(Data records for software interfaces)

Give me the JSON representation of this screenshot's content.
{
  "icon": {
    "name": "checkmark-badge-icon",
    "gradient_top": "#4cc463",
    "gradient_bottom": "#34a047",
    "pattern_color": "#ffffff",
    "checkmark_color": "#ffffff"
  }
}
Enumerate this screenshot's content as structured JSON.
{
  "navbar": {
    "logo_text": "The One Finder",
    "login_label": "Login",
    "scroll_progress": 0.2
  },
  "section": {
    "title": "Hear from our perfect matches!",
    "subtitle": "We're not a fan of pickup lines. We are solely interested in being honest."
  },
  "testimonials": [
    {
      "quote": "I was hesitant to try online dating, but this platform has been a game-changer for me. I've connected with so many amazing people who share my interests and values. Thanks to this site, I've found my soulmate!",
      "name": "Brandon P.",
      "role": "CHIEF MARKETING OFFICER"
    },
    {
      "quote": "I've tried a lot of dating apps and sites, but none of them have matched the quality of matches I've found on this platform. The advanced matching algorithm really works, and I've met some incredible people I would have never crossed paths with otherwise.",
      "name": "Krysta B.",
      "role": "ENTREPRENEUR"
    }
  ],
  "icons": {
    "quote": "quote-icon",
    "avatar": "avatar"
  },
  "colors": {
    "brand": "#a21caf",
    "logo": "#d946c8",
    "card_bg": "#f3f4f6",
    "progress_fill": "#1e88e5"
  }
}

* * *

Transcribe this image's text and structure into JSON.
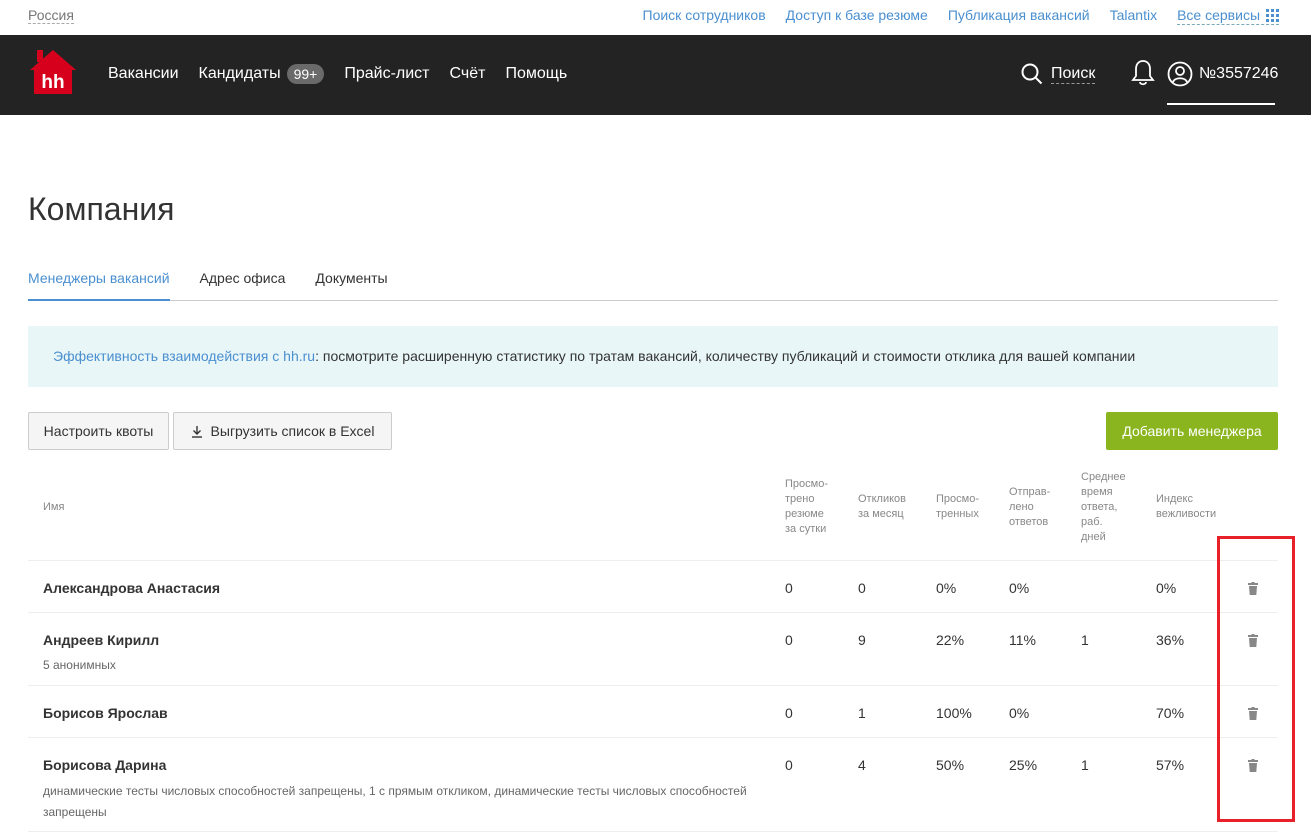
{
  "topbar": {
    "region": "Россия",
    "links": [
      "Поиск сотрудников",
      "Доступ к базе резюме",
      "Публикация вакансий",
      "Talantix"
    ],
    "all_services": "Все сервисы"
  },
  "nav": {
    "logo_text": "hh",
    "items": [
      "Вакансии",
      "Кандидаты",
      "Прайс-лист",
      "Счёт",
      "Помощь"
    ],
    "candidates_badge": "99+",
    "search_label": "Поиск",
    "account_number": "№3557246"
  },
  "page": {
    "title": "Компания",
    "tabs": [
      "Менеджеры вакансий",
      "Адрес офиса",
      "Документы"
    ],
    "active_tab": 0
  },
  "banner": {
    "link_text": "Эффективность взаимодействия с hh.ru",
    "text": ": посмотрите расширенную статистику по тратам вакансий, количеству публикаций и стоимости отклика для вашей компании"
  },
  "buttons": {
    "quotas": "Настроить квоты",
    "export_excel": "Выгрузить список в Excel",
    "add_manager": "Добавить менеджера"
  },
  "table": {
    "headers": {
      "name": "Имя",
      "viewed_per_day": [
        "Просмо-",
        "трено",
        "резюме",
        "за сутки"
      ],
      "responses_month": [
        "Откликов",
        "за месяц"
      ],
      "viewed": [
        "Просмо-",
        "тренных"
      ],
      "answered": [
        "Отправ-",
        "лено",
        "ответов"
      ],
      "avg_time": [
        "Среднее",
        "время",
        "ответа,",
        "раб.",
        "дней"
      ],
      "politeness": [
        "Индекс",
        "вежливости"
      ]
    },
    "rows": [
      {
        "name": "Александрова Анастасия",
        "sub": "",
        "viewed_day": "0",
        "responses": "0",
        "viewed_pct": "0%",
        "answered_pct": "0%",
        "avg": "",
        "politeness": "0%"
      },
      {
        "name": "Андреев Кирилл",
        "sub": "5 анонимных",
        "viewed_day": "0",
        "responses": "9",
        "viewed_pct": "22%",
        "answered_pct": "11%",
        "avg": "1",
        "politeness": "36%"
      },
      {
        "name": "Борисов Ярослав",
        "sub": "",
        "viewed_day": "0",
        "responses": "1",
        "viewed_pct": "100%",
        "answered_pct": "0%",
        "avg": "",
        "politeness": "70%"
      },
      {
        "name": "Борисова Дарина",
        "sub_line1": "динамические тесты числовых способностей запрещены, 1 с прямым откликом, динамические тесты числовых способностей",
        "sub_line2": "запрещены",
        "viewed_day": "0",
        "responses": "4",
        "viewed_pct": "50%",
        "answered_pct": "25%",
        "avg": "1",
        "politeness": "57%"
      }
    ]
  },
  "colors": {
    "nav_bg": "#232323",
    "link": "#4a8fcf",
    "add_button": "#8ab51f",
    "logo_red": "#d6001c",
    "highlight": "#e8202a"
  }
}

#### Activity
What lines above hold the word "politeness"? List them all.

#### Your solution
      "politeness": [
        "politeness": "0%"
        "politeness": "36%"
        "politeness": "70%"
        "politeness": "57%"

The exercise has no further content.